[Opening Data for review section]
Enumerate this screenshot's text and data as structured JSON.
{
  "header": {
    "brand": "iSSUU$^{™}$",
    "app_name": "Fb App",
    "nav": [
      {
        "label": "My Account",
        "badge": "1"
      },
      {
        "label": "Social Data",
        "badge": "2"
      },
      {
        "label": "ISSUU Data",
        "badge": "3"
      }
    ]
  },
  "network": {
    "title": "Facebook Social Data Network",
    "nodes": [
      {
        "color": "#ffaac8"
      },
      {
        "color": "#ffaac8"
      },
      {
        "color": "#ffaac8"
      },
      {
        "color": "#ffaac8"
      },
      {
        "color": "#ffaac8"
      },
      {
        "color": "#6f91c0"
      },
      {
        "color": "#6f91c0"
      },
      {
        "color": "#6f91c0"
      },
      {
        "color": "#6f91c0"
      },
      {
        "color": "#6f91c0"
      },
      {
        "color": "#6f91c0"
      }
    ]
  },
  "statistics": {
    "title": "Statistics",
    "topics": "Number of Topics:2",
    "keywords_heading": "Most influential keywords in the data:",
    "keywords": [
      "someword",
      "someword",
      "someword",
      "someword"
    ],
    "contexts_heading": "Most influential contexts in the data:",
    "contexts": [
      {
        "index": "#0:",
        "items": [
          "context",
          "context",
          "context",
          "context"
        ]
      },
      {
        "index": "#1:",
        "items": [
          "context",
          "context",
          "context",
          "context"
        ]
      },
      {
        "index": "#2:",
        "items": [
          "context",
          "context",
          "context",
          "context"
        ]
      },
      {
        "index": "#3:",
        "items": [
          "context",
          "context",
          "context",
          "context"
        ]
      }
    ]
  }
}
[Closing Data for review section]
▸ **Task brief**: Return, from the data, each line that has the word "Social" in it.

▸ **Exercise answer**:
        "label": "Social Data",
    "title": "Facebook Social Data Network",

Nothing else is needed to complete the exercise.